A senior UK Cabinet minister has said it would not be normal for Prime Minister Theresa May to publish the Attorney General's Brexit legal advice, as demanded by Tory Eurosceptics, the DUP and some opposition MPs.

Health Secretary Matt Hancock said that while the Attorney General's legal advice to government is considered confidential he could answer MPs' questions about it.

Mr Hancock said a decision to release legal advice would only be taken in "exceptional circumstances" by the prime minister.

Mrs May is under intense pressure to publish the full legal advice setting out how any customs arrangement to avoid a hard border on the island of Ireland could be ended.

The concerns focus on Attorney General Geoffrey Cox’s advice on how an exit from the backstop could be found to make sure the UK is not permanently kept within a customs union, which would severely curtail its ability to strike international free trade deals - a key prize for Brexiteers.

Tory MP Jacob Rees-Mogg, who chairs the Eurosceptic European Research Group, suggested the information should "certainly be made available" to Cabinet ministers to ensure they know what they are signing up to.
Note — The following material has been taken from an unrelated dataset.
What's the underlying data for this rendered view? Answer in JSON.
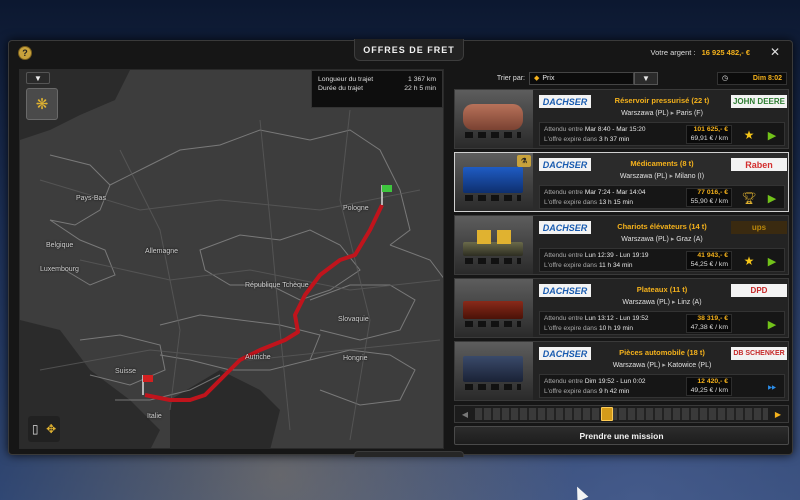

Mr Rees-Mogg  said: "There is a concern that the Cabinet is not being fully involved in this, it's getting information at a late stage, there is an appearance of it being bounced, you hear of ministers getting 45 minutes to read crucial documents before Cabinet meetings, this is not a serious constitutional approach."